**TASK TO COMPLETE:**
Each line below is to be written out once more, precisely as given.

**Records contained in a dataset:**

════════

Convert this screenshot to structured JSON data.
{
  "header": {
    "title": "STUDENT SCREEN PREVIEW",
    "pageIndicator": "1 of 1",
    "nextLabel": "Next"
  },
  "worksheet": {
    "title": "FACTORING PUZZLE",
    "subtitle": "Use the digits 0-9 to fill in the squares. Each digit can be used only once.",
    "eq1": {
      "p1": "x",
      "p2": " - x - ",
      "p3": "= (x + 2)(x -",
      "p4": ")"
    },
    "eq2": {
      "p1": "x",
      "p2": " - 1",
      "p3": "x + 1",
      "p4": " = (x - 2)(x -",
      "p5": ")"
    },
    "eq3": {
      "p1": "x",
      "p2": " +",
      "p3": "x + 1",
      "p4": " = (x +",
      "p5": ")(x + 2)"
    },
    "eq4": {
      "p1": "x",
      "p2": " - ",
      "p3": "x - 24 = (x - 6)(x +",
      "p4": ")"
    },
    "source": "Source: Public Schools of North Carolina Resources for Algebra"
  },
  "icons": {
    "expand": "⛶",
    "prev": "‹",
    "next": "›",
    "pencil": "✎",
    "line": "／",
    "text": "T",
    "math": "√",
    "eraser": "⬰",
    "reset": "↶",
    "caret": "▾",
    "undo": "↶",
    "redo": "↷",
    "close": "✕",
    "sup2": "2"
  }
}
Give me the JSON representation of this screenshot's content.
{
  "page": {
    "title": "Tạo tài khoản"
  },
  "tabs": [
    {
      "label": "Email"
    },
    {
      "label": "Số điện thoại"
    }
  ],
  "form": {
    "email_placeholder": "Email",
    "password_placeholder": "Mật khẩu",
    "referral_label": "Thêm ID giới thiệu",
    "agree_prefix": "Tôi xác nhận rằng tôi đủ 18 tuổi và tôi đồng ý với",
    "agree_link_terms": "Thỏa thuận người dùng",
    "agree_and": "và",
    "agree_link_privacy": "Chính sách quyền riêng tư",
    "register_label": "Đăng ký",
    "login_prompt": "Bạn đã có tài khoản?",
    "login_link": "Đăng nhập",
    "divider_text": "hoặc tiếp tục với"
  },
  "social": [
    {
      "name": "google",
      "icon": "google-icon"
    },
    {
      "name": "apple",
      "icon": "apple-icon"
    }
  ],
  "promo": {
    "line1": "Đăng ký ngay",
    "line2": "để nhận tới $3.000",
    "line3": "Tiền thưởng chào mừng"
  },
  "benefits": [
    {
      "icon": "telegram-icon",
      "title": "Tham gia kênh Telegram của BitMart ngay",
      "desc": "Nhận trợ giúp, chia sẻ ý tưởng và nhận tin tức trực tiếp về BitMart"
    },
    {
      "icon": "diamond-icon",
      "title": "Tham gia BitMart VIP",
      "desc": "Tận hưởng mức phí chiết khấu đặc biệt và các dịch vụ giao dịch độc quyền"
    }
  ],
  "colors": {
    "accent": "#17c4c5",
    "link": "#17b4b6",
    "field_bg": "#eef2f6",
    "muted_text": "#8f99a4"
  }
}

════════

**WRITTEN RESPONSE:**
Convert this screenshot to structured JSON data.
{
  "header": {
    "title": "STUDENT SCREEN PREVIEW",
    "pageIndicator": "1 of 1",
    "nextLabel": "Next"
  },
  "worksheet": {
    "title": "FACTORING PUZZLE",
    "subtitle": "Use the digits 0-9 to fill in the squares. Each digit can be used only once.",
    "eq1": {
      "p1": "x",
      "p2": " - x - ",
      "p3": "= (x + 2)(x -",
      "p4": ")"
    },
    "eq2": {
      "p1": "x",
      "p2": " - 1",
      "p3": "x + 1",
      "p4": " = (x - 2)(x -",
      "p5": ")"
    },
    "eq3": {
      "p1": "x",
      "p2": " +",
      "p3": "x + 1",
      "p4": " = (x +",
      "p5": ")(x + 2)"
    },
    "eq4": {
      "p1": "x",
      "p2": " - ",
      "p3": "x - 24 = (x - 6)(x +",
      "p4": ")"
    },
    "source": "Source: Public Schools of North Carolina Resources for Algebra"
  },
  "icons": {
    "expand": "⛶",
    "prev": "‹",
    "next": "›",
    "pencil": "✎",
    "line": "／",
    "text": "T",
    "math": "√",
    "eraser": "⬰",
    "reset": "↶",
    "caret": "▾",
    "undo": "↶",
    "redo": "↷",
    "close": "✕",
    "sup2": "2"
  }
}
Give me the JSON representation of this screenshot's content.
{
  "page": {
    "title": "Tạo tài khoản"
  },
  "tabs": [
    {
      "label": "Email"
    },
    {
      "label": "Số điện thoại"
    }
  ],
  "form": {
    "email_placeholder": "Email",
    "password_placeholder": "Mật khẩu",
    "referral_label": "Thêm ID giới thiệu",
    "agree_prefix": "Tôi xác nhận rằng tôi đủ 18 tuổi và tôi đồng ý với",
    "agree_link_terms": "Thỏa thuận người dùng",
    "agree_and": "và",
    "agree_link_privacy": "Chính sách quyền riêng tư",
    "register_label": "Đăng ký",
    "login_prompt": "Bạn đã có tài khoản?",
    "login_link": "Đăng nhập",
    "divider_text": "hoặc tiếp tục với"
  },
  "social": [
    {
      "name": "google",
      "icon": "google-icon"
    },
    {
      "name": "apple",
      "icon": "apple-icon"
    }
  ],
  "promo": {
    "line1": "Đăng ký ngay",
    "line2": "để nhận tới $3.000",
    "line3": "Tiền thưởng chào mừng"
  },
  "benefits": [
    {
      "icon": "telegram-icon",
      "title": "Tham gia kênh Telegram của BitMart ngay",
      "desc": "Nhận trợ giúp, chia sẻ ý tưởng và nhận tin tức trực tiếp về BitMart"
    },
    {
      "icon": "diamond-icon",
      "title": "Tham gia BitMart VIP",
      "desc": "Tận hưởng mức phí chiết khấu đặc biệt và các dịch vụ giao dịch độc quyền"
    }
  ],
  "colors": {
    "accent": "#17c4c5",
    "link": "#17b4b6",
    "field_bg": "#eef2f6",
    "muted_text": "#8f99a4"
  }
}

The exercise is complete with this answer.